Dataset excerpts:
----
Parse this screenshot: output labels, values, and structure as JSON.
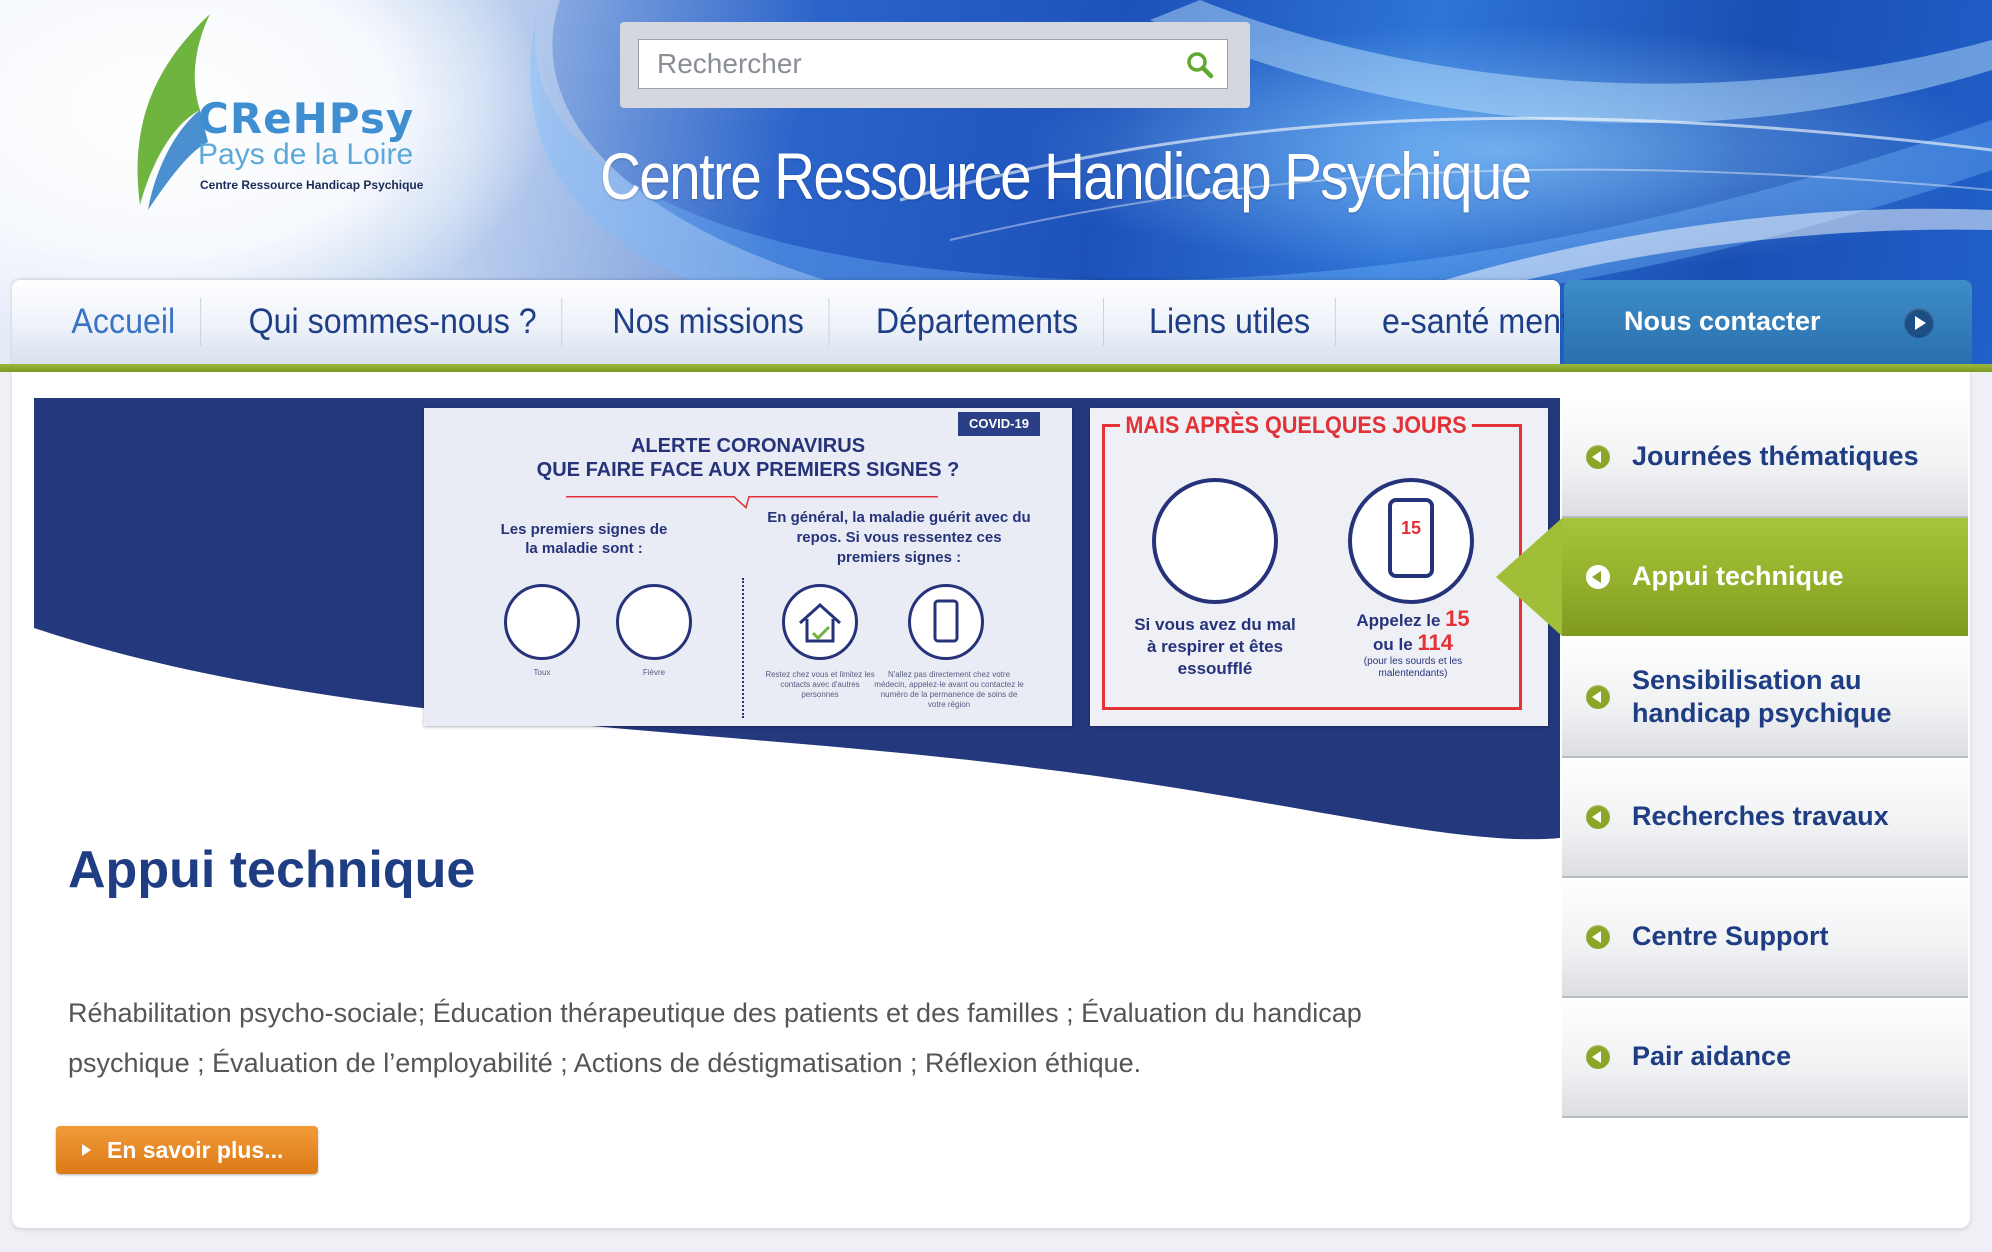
{
  "header": {
    "logo": {
      "word": "CReHPsy",
      "region": "Pays de la Loire",
      "subtitle": "Centre Ressource Handicap Psychique"
    },
    "search": {
      "placeholder": "Rechercher",
      "icon": "search-icon"
    },
    "site_title": "Centre Ressource Handicap Psychique"
  },
  "nav": {
    "items": [
      {
        "label": "Accueil"
      },
      {
        "label": "Qui sommes-nous ?"
      },
      {
        "label": "Nos missions"
      },
      {
        "label": "Départements"
      },
      {
        "label": "Liens utiles"
      },
      {
        "label": "e-santé mentale"
      }
    ],
    "contact_label": "Nous contacter"
  },
  "hero": {
    "poster1": {
      "tag": "COVID-19",
      "title_line1": "ALERTE CORONAVIRUS",
      "title_line2": "QUE FAIRE FACE AUX PREMIERS SIGNES ?",
      "left_text": "Les premiers signes de la maladie sont :",
      "right_text": "En général, la maladie guérit avec du repos. Si vous ressentez ces premiers signes :",
      "caption1": "Toux",
      "caption2": "Fièvre",
      "caption3": "Restez chez vous et limitez les contacts avec d'autres personnes",
      "caption4": "N'allez pas directement chez votre médecin, appelez-le avant ou contactez le numéro de la permanence de soins de votre région"
    },
    "poster2": {
      "title": "MAIS APRÈS QUELQUES JOURS",
      "phone_number": "15",
      "left_caption": "Si vous avez du mal à respirer et êtes essoufflé",
      "right_caption_a": "Appelez le",
      "right_num_a": "15",
      "right_caption_b": "ou le",
      "right_num_b": "114",
      "right_small": "(pour les sourds et les malentendants)"
    }
  },
  "content": {
    "title": "Appui technique",
    "description": "Réhabilitation psycho-sociale; Éducation thérapeutique des patients et des familles ; Évaluation du handicap psychique ; Évaluation de l’employabilité ; Actions de déstigmatisation ; Réflexion éthique.",
    "more_button": "En savoir plus..."
  },
  "sidebar": {
    "items": [
      {
        "label": "Journées thématiques",
        "active": false
      },
      {
        "label": "Appui technique",
        "active": true
      },
      {
        "label": "Sensibilisation au handicap psychique",
        "active": false
      },
      {
        "label": "Recherches travaux",
        "active": false
      },
      {
        "label": "Centre Support",
        "active": false
      },
      {
        "label": "Pair aidance",
        "active": false
      }
    ]
  },
  "colors": {
    "brand_blue": "#1f3d82",
    "accent_green": "#8aa626",
    "button_orange": "#e4861f",
    "alert_red": "#e23237"
  }
}
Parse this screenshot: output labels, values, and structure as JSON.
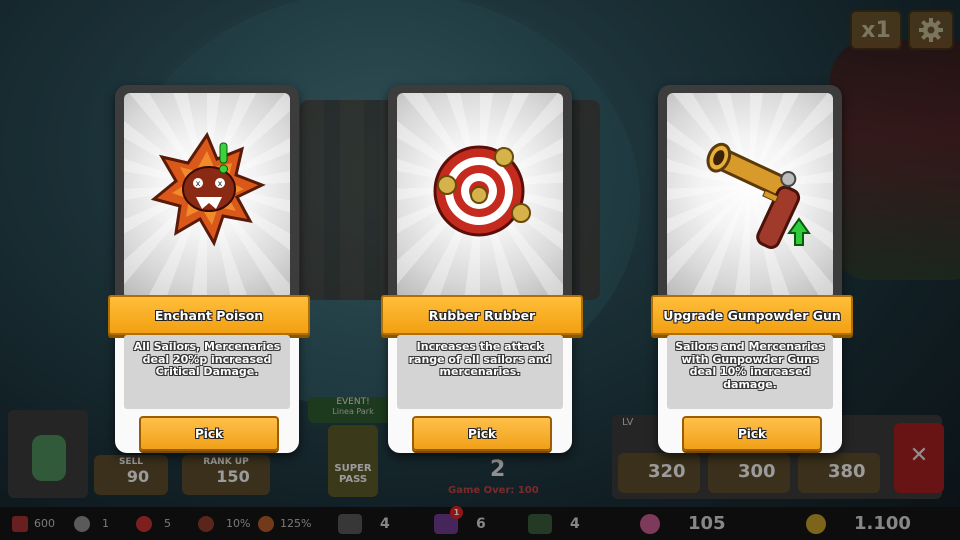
{
  "speed_label": "x1",
  "cards": [
    {
      "title": "Enchant Poison",
      "description": "All Sailors, Mercenaries deal 20%p increased Critical Damage.",
      "pick_label": "Pick",
      "icon": "poison-burst-icon"
    },
    {
      "title": "Rubber Rubber",
      "description": "Increases the attack range of all sailors and mercenaries.",
      "pick_label": "Pick",
      "icon": "target-icon"
    },
    {
      "title": "Upgrade Gunpowder Gun",
      "description": "Sailors and Mercenaries with Gunpowder Guns deal 10% increased damage.",
      "pick_label": "Pick",
      "icon": "gunpowder-gun-icon"
    }
  ],
  "hud": {
    "sell_label": "SELL",
    "sell_cost": "90",
    "rankup_label": "RANK UP",
    "rankup_cost": "150",
    "event_label": "EVENT!",
    "event_sub": "Linea Park",
    "super_pass_label": "SUPER PASS",
    "wave_number": "2",
    "game_over_text": "Game Over: 100",
    "lv_label": "LV",
    "shop_costs": [
      "320",
      "300",
      "380"
    ],
    "close_label": "✕"
  },
  "resources": {
    "hp": "600",
    "cannon": "1",
    "target": "5",
    "crit": "10%",
    "crit_damage": "125%",
    "unit_a": "4",
    "unit_b": "6",
    "unit_b_badge": "1",
    "unit_c": "4",
    "gems": "105",
    "gold": "1.100"
  },
  "colors": {
    "banner": "#f2a012",
    "pick_button": "#f0a018",
    "card_frame": "#3c3c3c"
  }
}
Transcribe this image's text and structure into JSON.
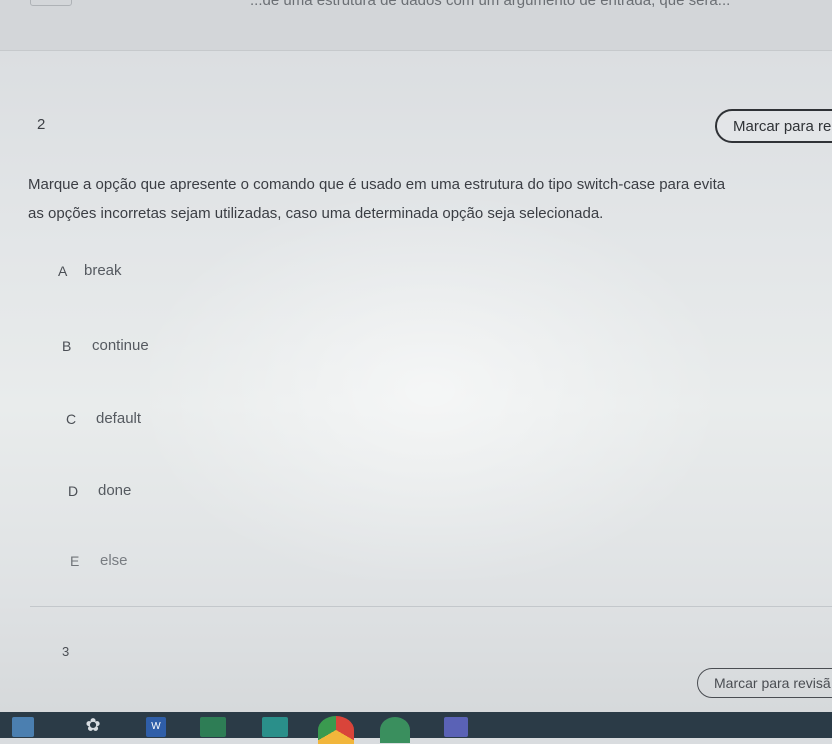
{
  "top": {
    "partial_text": "...de uma estrutura de dados com um argumento de entrada, que será..."
  },
  "question": {
    "number": "2",
    "review_button_label": "Marcar para re",
    "text_lines": [
      "Marque a opção que apresente o comando que é usado em uma estrutura do tipo switch-case para evita",
      "as opções incorretas sejam utilizadas, caso uma determinada opção seja selecionada."
    ],
    "options": [
      {
        "letter": "A",
        "text": "break"
      },
      {
        "letter": "B",
        "text": "continue"
      },
      {
        "letter": "C",
        "text": "default"
      },
      {
        "letter": "D",
        "text": "done"
      },
      {
        "letter": "E",
        "text": "else"
      }
    ]
  },
  "next_question": {
    "number": "3",
    "review_button_label": "Marcar para revisã"
  },
  "taskbar": {
    "icons": [
      "windows-start-icon",
      "gear-icon",
      "word-icon",
      "excel-icon",
      "app-icon",
      "chrome-icon",
      "whatsapp-icon",
      "teams-icon"
    ],
    "word_label": "W"
  }
}
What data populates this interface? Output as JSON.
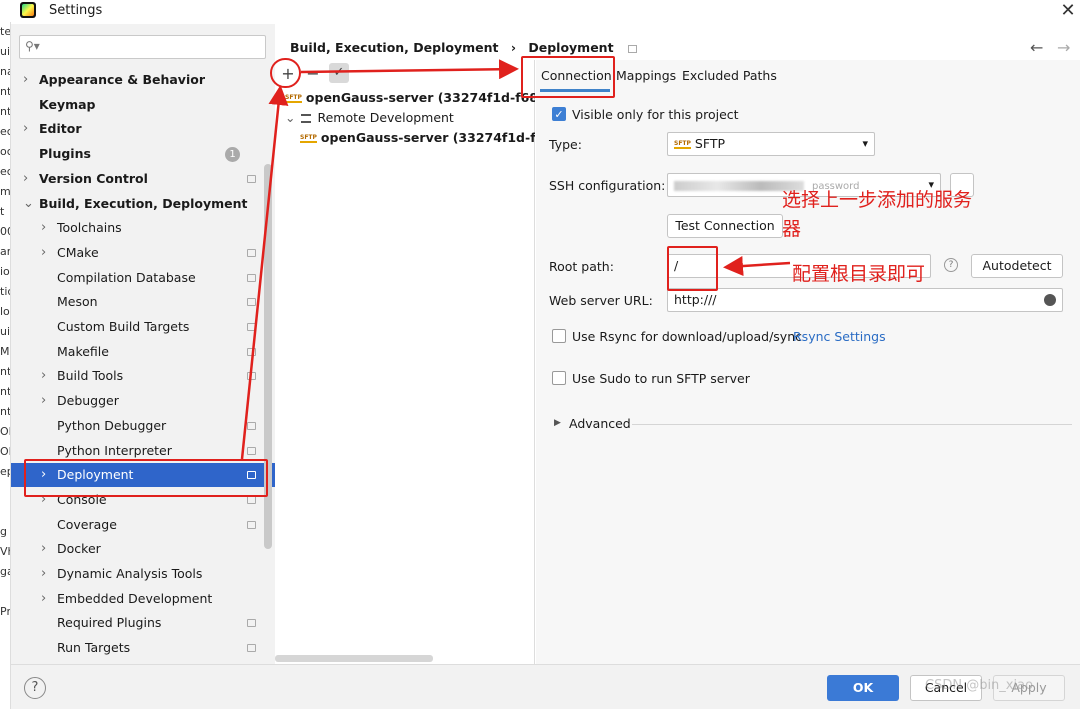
{
  "window": {
    "title": "Settings",
    "close_glyph": "✕"
  },
  "left_edge_fragments": [
    "te",
    "uil",
    "na",
    "nt",
    "nt",
    "ec",
    "ocl",
    "ec",
    "mp",
    "t",
    "00",
    "ar",
    "io",
    "tic",
    "lo",
    "uil",
    "Ma",
    "nt",
    "nt",
    "nt",
    "ON",
    "OF",
    "ep",
    "",
    "",
    "g",
    "Vh",
    "ga",
    "",
    "Pr"
  ],
  "sidebar": {
    "search_placeholder": "",
    "search_icon": "search-icon",
    "items": [
      {
        "label": "Appearance & Behavior",
        "bold": true,
        "chevron": "›",
        "indent": 0
      },
      {
        "label": "Keymap",
        "bold": true,
        "chevron": "",
        "indent": 0
      },
      {
        "label": "Editor",
        "bold": true,
        "chevron": "›",
        "indent": 0
      },
      {
        "label": "Plugins",
        "bold": true,
        "chevron": "",
        "indent": 0,
        "badge": "1"
      },
      {
        "label": "Version Control",
        "bold": true,
        "chevron": "›",
        "indent": 0,
        "config": true
      },
      {
        "label": "Build, Execution, Deployment",
        "bold": true,
        "chevron": "⌄",
        "indent": 0
      },
      {
        "label": "Toolchains",
        "chevron": "›",
        "indent": 1
      },
      {
        "label": "CMake",
        "chevron": "›",
        "indent": 1,
        "config": true
      },
      {
        "label": "Compilation Database",
        "chevron": "",
        "indent": 1,
        "config": true
      },
      {
        "label": "Meson",
        "chevron": "",
        "indent": 1,
        "config": true
      },
      {
        "label": "Custom Build Targets",
        "chevron": "",
        "indent": 1,
        "config": true
      },
      {
        "label": "Makefile",
        "chevron": "",
        "indent": 1,
        "config": true
      },
      {
        "label": "Build Tools",
        "chevron": "›",
        "indent": 1,
        "config": true
      },
      {
        "label": "Debugger",
        "chevron": "›",
        "indent": 1
      },
      {
        "label": "Python Debugger",
        "chevron": "",
        "indent": 1,
        "config": true
      },
      {
        "label": "Python Interpreter",
        "chevron": "",
        "indent": 1,
        "config": true
      },
      {
        "label": "Deployment",
        "chevron": "›",
        "indent": 1,
        "config": true,
        "selected": true
      },
      {
        "label": "Console",
        "chevron": "›",
        "indent": 1,
        "config": true
      },
      {
        "label": "Coverage",
        "chevron": "",
        "indent": 1,
        "config": true
      },
      {
        "label": "Docker",
        "chevron": "›",
        "indent": 1
      },
      {
        "label": "Dynamic Analysis Tools",
        "chevron": "›",
        "indent": 1
      },
      {
        "label": "Embedded Development",
        "chevron": "›",
        "indent": 1
      },
      {
        "label": "Required Plugins",
        "chevron": "",
        "indent": 1,
        "config": true
      },
      {
        "label": "Run Targets",
        "chevron": "",
        "indent": 1,
        "config": true
      }
    ]
  },
  "breadcrumb": {
    "part1": "Build, Execution, Deployment",
    "sep": "›",
    "part2": "Deployment"
  },
  "nav": {
    "back": "←",
    "forward": "→"
  },
  "server_toolbar": {
    "add": "+",
    "remove": "−",
    "check": "✓"
  },
  "server_tree": [
    {
      "label": "openGauss-server (33274f1d-f68f-4",
      "bold": true,
      "sftp": true,
      "indent": 0
    },
    {
      "label": "Remote Development",
      "bold": false,
      "chevron": "⌄",
      "indent": 0,
      "group": true
    },
    {
      "label": "openGauss-server (33274f1d-f68f",
      "bold": true,
      "sftp": true,
      "indent": 1
    }
  ],
  "tabs": [
    "Connection",
    "Mappings",
    "Excluded Paths"
  ],
  "connection": {
    "visible_only_label": "Visible only for this project",
    "visible_only_checked": true,
    "type_label": "Type:",
    "type_value": "SFTP",
    "sftp_badge": "SFTP",
    "ssh_label": "SSH configuration:",
    "ssh_value_blurred": "password",
    "test_connection": "Test Connection",
    "root_path_label": "Root path:",
    "root_path_value": "/",
    "autodetect": "Autodetect",
    "web_url_label": "Web server URL:",
    "web_url_value": "http:///",
    "rsync_label": "Use Rsync for download/upload/sync",
    "rsync_link": "Rsync Settings",
    "sudo_label": "Use Sudo to run SFTP server",
    "advanced_label": "Advanced",
    "help_glyph": "?",
    "globe_icon": "globe-icon",
    "caret": "▾"
  },
  "annotations": {
    "select_server": "选择上一步添加的服务",
    "select_server_line2": "器",
    "root_hint": "配置根目录即可",
    "color": "#e0211d"
  },
  "footer": {
    "help": "?",
    "ok": "OK",
    "cancel": "Cancel",
    "apply": "Apply",
    "watermark": "CSDN @bin_xiao"
  },
  "colors": {
    "selection": "#2f65ca",
    "accent": "#3b7ad6",
    "annotation": "#e0211d"
  }
}
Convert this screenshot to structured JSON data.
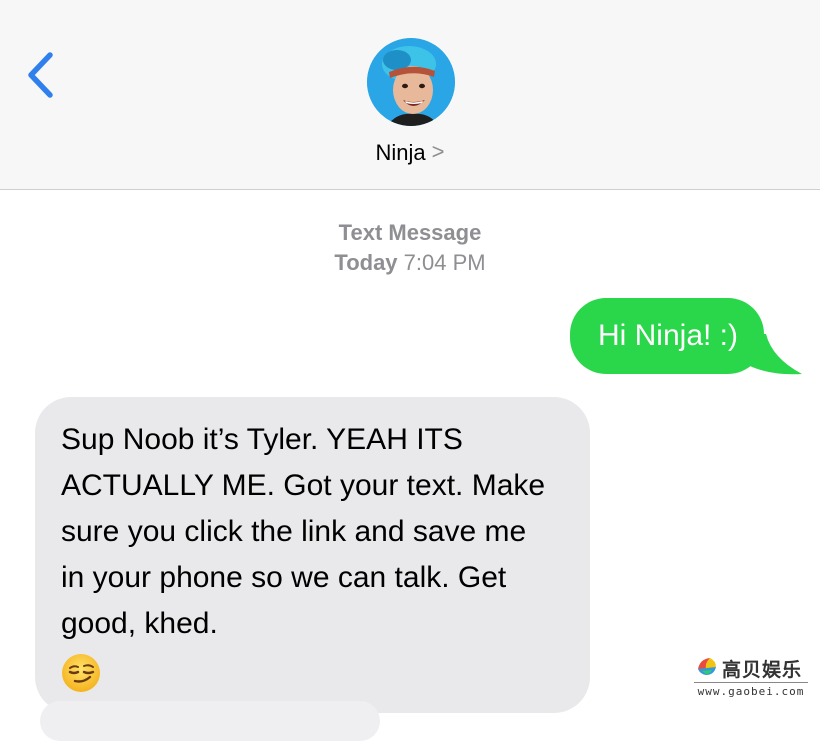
{
  "header": {
    "contact_name": "Ninja",
    "contact_chevron": ">",
    "accent_color": "#2f80ed"
  },
  "thread": {
    "message_type": "Text Message",
    "day": "Today",
    "time": "7:04 PM"
  },
  "messages": [
    {
      "direction": "sent",
      "text": "Hi Ninja! :)",
      "bubble_color": "#2ad64a"
    },
    {
      "direction": "received",
      "text": "Sup Noob it’s Tyler. YEAH ITS ACTUALLY ME. Got your text. Make sure you click the link and save me in your phone so we can talk. Get good, khed.",
      "emoji": "smirking-face",
      "bubble_color": "#e9e9eb"
    }
  ],
  "watermark": {
    "brand_text": "高贝娱乐",
    "url": "www.gaobei.com"
  }
}
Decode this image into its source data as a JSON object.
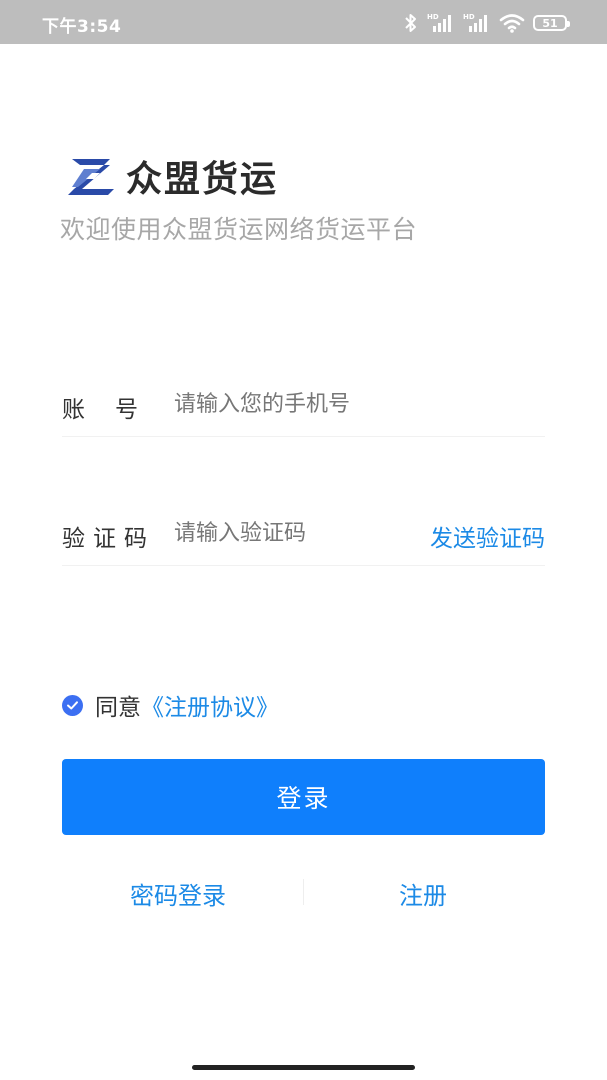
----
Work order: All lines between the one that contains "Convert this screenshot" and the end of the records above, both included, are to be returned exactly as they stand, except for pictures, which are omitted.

Answer for the task:
Convert this screenshot to structured JSON data.
{
  "header": {
    "contact_name": "Ninja",
    "contact_chevron": ">",
    "accent_color": "#2f80ed"
  },
  "thread": {
    "message_type": "Text Message",
    "day": "Today",
    "time": "7:04 PM"
  },
  "messages": [
    {
      "direction": "sent",
      "text": "Hi Ninja! :)",
      "bubble_color": "#2ad64a"
    },
    {
      "direction": "received",
      "text": "Sup Noob it’s Tyler. YEAH ITS ACTUALLY ME. Got your text. Make sure you click the link and save me in your phone so we can talk. Get good, khed.",
      "emoji": "smirking-face",
      "bubble_color": "#e9e9eb"
    }
  ],
  "watermark": {
    "brand_text": "高贝娱乐",
    "url": "www.gaobei.com"
  }
}
Decode this image into its source data as a JSON object.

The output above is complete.